Exercise: All that is wanted is how many lines in the records below include the string "subtitle".

Supplied entries:

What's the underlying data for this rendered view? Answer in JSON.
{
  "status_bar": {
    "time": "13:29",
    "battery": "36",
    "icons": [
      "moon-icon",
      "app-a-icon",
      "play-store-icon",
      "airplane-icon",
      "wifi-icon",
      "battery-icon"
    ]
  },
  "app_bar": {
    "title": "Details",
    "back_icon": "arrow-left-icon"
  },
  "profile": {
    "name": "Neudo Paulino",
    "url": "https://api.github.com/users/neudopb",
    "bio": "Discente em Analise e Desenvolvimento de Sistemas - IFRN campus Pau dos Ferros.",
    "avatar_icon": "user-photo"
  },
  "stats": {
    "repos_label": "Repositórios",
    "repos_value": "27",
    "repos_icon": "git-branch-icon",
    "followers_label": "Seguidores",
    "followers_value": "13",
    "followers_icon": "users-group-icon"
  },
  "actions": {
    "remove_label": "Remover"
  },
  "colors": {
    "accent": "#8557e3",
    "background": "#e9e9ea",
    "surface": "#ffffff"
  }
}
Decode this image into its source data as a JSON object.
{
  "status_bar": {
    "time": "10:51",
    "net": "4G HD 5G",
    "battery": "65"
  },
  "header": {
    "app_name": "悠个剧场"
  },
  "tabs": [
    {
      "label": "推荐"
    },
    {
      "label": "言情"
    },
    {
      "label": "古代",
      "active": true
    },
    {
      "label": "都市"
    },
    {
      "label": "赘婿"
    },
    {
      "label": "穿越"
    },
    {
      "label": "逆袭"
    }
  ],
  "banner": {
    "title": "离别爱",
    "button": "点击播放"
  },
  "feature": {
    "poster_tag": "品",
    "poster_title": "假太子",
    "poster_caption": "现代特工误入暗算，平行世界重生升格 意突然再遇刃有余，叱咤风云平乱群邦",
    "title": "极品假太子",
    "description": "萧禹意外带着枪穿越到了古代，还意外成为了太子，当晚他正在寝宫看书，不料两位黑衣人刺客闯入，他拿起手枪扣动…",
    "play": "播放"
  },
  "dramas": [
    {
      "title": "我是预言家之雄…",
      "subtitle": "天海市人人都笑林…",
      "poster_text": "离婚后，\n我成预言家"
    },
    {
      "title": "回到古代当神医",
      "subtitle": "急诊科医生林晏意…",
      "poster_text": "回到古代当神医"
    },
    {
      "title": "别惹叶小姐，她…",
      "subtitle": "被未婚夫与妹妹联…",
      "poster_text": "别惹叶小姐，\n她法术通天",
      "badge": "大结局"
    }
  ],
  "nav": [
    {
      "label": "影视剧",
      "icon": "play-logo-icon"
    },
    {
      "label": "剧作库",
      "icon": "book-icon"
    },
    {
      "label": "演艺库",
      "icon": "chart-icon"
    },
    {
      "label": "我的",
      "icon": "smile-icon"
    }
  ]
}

Task result: 3